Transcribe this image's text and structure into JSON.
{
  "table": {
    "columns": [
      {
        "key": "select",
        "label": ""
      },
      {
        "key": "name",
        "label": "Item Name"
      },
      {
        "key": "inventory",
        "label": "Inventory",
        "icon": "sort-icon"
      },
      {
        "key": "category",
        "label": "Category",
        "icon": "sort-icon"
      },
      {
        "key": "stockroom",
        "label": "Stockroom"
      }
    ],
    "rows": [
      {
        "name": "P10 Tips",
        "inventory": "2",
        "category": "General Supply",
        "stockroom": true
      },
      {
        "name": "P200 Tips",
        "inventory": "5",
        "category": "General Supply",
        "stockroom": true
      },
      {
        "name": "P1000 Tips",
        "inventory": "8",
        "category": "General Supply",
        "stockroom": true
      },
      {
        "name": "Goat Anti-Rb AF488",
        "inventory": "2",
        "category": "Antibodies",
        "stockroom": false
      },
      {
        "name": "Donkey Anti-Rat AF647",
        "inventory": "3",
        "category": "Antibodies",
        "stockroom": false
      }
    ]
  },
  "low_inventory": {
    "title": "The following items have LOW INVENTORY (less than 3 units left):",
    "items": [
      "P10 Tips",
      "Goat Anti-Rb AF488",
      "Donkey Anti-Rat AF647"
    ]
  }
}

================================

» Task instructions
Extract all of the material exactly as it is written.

» Written reply
Transcribe this image's text and structure into JSON.
{
  "table": {
    "columns": [
      {
        "key": "select",
        "label": ""
      },
      {
        "key": "name",
        "label": "Item Name"
      },
      {
        "key": "inventory",
        "label": "Inventory",
        "icon": "sort-icon"
      },
      {
        "key": "category",
        "label": "Category",
        "icon": "sort-icon"
      },
      {
        "key": "stockroom",
        "label": "Stockroom"
      }
    ],
    "rows": [
      {
        "name": "P10 Tips",
        "inventory": "2",
        "category": "General Supply",
        "stockroom": true
      },
      {
        "name": "P200 Tips",
        "inventory": "5",
        "category": "General Supply",
        "stockroom": true
      },
      {
        "name": "P1000 Tips",
        "inventory": "8",
        "category": "General Supply",
        "stockroom": true
      },
      {
        "name": "Goat Anti-Rb AF488",
        "inventory": "2",
        "category": "Antibodies",
        "stockroom": false
      },
      {
        "name": "Donkey Anti-Rat AF647",
        "inventory": "3",
        "category": "Antibodies",
        "stockroom": false
      }
    ]
  },
  "low_inventory": {
    "title": "The following items have LOW INVENTORY (less than 3 units left):",
    "items": [
      "P10 Tips",
      "Goat Anti-Rb AF488",
      "Donkey Anti-Rat AF647"
    ]
  }
}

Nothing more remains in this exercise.